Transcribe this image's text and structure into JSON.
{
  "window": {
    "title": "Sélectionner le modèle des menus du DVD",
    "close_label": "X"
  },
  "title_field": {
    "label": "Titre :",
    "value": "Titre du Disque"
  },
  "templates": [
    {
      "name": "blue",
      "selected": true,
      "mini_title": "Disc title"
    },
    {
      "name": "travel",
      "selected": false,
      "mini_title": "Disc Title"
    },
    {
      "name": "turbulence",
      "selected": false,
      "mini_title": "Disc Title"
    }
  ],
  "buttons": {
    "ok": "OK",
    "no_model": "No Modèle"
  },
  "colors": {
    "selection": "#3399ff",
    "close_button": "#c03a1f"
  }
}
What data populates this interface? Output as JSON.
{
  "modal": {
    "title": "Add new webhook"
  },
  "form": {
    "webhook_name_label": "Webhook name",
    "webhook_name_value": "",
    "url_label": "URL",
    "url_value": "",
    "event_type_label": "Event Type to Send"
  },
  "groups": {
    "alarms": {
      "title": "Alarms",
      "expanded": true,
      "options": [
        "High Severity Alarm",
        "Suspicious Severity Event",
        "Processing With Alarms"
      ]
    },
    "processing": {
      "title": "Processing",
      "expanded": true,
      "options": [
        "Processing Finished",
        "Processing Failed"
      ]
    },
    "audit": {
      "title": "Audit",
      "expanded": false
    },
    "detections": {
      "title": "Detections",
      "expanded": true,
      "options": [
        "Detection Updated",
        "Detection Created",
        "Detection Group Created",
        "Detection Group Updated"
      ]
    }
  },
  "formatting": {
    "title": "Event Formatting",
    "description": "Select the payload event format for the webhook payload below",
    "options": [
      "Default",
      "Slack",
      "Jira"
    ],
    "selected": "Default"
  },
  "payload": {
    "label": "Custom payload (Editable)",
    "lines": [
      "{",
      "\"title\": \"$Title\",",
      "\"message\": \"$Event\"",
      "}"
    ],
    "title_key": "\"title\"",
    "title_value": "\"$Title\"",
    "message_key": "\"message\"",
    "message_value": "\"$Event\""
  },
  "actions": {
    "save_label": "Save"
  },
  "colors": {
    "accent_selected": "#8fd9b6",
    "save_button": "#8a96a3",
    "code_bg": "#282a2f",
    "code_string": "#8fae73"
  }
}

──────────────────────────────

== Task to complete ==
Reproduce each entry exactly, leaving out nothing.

== Exercise result ==
Transcribe this image's text and structure into JSON.
{
  "window": {
    "title": "Sélectionner le modèle des menus du DVD",
    "close_label": "X"
  },
  "title_field": {
    "label": "Titre :",
    "value": "Titre du Disque"
  },
  "templates": [
    {
      "name": "blue",
      "selected": true,
      "mini_title": "Disc title"
    },
    {
      "name": "travel",
      "selected": false,
      "mini_title": "Disc Title"
    },
    {
      "name": "turbulence",
      "selected": false,
      "mini_title": "Disc Title"
    }
  ],
  "buttons": {
    "ok": "OK",
    "no_model": "No Modèle"
  },
  "colors": {
    "selection": "#3399ff",
    "close_button": "#c03a1f"
  }
}
What data populates this interface? Output as JSON.
{
  "modal": {
    "title": "Add new webhook"
  },
  "form": {
    "webhook_name_label": "Webhook name",
    "webhook_name_value": "",
    "url_label": "URL",
    "url_value": "",
    "event_type_label": "Event Type to Send"
  },
  "groups": {
    "alarms": {
      "title": "Alarms",
      "expanded": true,
      "options": [
        "High Severity Alarm",
        "Suspicious Severity Event",
        "Processing With Alarms"
      ]
    },
    "processing": {
      "title": "Processing",
      "expanded": true,
      "options": [
        "Processing Finished",
        "Processing Failed"
      ]
    },
    "audit": {
      "title": "Audit",
      "expanded": false
    },
    "detections": {
      "title": "Detections",
      "expanded": true,
      "options": [
        "Detection Updated",
        "Detection Created",
        "Detection Group Created",
        "Detection Group Updated"
      ]
    }
  },
  "formatting": {
    "title": "Event Formatting",
    "description": "Select the payload event format for the webhook payload below",
    "options": [
      "Default",
      "Slack",
      "Jira"
    ],
    "selected": "Default"
  },
  "payload": {
    "label": "Custom payload (Editable)",
    "lines": [
      "{",
      "\"title\": \"$Title\",",
      "\"message\": \"$Event\"",
      "}"
    ],
    "title_key": "\"title\"",
    "title_value": "\"$Title\"",
    "message_key": "\"message\"",
    "message_value": "\"$Event\""
  },
  "actions": {
    "save_label": "Save"
  },
  "colors": {
    "accent_selected": "#8fd9b6",
    "save_button": "#8a96a3",
    "code_bg": "#282a2f",
    "code_string": "#8fae73"
  }
}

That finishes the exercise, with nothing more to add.